## Task to carry out
All of the records below need to be copied exactly.

(Interface dataset entries)

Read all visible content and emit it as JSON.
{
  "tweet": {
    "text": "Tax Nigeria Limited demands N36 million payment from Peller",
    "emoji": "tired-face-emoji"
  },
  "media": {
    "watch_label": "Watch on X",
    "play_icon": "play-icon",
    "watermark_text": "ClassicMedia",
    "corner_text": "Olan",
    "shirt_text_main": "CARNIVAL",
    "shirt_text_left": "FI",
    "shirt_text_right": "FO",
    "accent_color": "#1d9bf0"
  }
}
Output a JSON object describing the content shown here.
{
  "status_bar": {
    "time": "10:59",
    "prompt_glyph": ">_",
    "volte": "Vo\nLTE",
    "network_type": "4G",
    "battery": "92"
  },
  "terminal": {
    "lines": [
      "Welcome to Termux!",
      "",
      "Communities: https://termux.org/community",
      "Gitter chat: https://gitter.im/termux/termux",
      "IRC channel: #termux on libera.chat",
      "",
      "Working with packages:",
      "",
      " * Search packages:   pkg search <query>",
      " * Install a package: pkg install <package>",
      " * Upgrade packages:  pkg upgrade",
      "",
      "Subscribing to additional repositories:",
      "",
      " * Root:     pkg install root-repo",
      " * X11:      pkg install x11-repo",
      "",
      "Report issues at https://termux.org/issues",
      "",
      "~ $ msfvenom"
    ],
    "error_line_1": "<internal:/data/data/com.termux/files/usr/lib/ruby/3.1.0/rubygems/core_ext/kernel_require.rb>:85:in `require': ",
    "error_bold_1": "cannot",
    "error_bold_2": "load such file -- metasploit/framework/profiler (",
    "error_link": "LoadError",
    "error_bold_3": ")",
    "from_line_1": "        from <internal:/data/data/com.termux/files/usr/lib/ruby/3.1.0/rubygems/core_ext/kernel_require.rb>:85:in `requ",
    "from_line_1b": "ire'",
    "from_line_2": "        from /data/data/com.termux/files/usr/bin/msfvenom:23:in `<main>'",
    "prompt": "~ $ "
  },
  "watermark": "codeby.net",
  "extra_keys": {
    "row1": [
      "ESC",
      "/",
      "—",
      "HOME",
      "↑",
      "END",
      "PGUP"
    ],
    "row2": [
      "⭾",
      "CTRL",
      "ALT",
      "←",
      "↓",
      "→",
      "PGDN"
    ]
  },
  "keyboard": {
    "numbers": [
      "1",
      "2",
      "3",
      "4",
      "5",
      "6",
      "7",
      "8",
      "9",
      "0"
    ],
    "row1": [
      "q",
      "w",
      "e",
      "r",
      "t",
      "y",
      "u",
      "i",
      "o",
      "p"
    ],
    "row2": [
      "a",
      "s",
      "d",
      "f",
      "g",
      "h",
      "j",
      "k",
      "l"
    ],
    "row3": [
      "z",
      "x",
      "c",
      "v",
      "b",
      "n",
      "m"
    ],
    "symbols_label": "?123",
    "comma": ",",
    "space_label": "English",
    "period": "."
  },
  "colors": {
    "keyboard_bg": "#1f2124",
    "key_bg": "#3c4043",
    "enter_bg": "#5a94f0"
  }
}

## Task response
Read all visible content and emit it as JSON.
{
  "tweet": {
    "text": "Tax Nigeria Limited demands N36 million payment from Peller",
    "emoji": "tired-face-emoji"
  },
  "media": {
    "watch_label": "Watch on X",
    "play_icon": "play-icon",
    "watermark_text": "ClassicMedia",
    "corner_text": "Olan",
    "shirt_text_main": "CARNIVAL",
    "shirt_text_left": "FI",
    "shirt_text_right": "FO",
    "accent_color": "#1d9bf0"
  }
}
Output a JSON object describing the content shown here.
{
  "status_bar": {
    "time": "10:59",
    "prompt_glyph": ">_",
    "volte": "Vo\nLTE",
    "network_type": "4G",
    "battery": "92"
  },
  "terminal": {
    "lines": [
      "Welcome to Termux!",
      "",
      "Communities: https://termux.org/community",
      "Gitter chat: https://gitter.im/termux/termux",
      "IRC channel: #termux on libera.chat",
      "",
      "Working with packages:",
      "",
      " * Search packages:   pkg search <query>",
      " * Install a package: pkg install <package>",
      " * Upgrade packages:  pkg upgrade",
      "",
      "Subscribing to additional repositories:",
      "",
      " * Root:     pkg install root-repo",
      " * X11:      pkg install x11-repo",
      "",
      "Report issues at https://termux.org/issues",
      "",
      "~ $ msfvenom"
    ],
    "error_line_1": "<internal:/data/data/com.termux/files/usr/lib/ruby/3.1.0/rubygems/core_ext/kernel_require.rb>:85:in `require': ",
    "error_bold_1": "cannot",
    "error_bold_2": "load such file -- metasploit/framework/profiler (",
    "error_link": "LoadError",
    "error_bold_3": ")",
    "from_line_1": "        from <internal:/data/data/com.termux/files/usr/lib/ruby/3.1.0/rubygems/core_ext/kernel_require.rb>:85:in `requ",
    "from_line_1b": "ire'",
    "from_line_2": "        from /data/data/com.termux/files/usr/bin/msfvenom:23:in `<main>'",
    "prompt": "~ $ "
  },
  "watermark": "codeby.net",
  "extra_keys": {
    "row1": [
      "ESC",
      "/",
      "—",
      "HOME",
      "↑",
      "END",
      "PGUP"
    ],
    "row2": [
      "⭾",
      "CTRL",
      "ALT",
      "←",
      "↓",
      "→",
      "PGDN"
    ]
  },
  "keyboard": {
    "numbers": [
      "1",
      "2",
      "3",
      "4",
      "5",
      "6",
      "7",
      "8",
      "9",
      "0"
    ],
    "row1": [
      "q",
      "w",
      "e",
      "r",
      "t",
      "y",
      "u",
      "i",
      "o",
      "p"
    ],
    "row2": [
      "a",
      "s",
      "d",
      "f",
      "g",
      "h",
      "j",
      "k",
      "l"
    ],
    "row3": [
      "z",
      "x",
      "c",
      "v",
      "b",
      "n",
      "m"
    ],
    "symbols_label": "?123",
    "comma": ",",
    "space_label": "English",
    "period": "."
  },
  "colors": {
    "keyboard_bg": "#1f2124",
    "key_bg": "#3c4043",
    "enter_bg": "#5a94f0"
  }
}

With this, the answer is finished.